(Problem description): Emit the data below verbatim, stripping out any pictures.

(Data shown):
::::::

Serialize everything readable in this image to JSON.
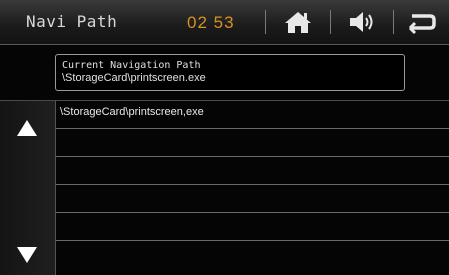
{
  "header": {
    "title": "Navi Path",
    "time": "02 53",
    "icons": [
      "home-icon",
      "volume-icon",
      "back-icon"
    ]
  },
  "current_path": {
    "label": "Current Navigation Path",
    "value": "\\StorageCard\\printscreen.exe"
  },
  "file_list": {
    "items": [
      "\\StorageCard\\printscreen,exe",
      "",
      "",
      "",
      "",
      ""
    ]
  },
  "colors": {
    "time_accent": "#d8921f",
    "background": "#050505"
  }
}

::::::

(Result for this task):
Serialize everything readable in this image to JSON.
{
  "header": {
    "title": "Navi Path",
    "time": "02 53",
    "icons": [
      "home-icon",
      "volume-icon",
      "back-icon"
    ]
  },
  "current_path": {
    "label": "Current Navigation Path",
    "value": "\\StorageCard\\printscreen.exe"
  },
  "file_list": {
    "items": [
      "\\StorageCard\\printscreen,exe",
      "",
      "",
      "",
      "",
      ""
    ]
  },
  "colors": {
    "time_accent": "#d8921f",
    "background": "#050505"
  }
}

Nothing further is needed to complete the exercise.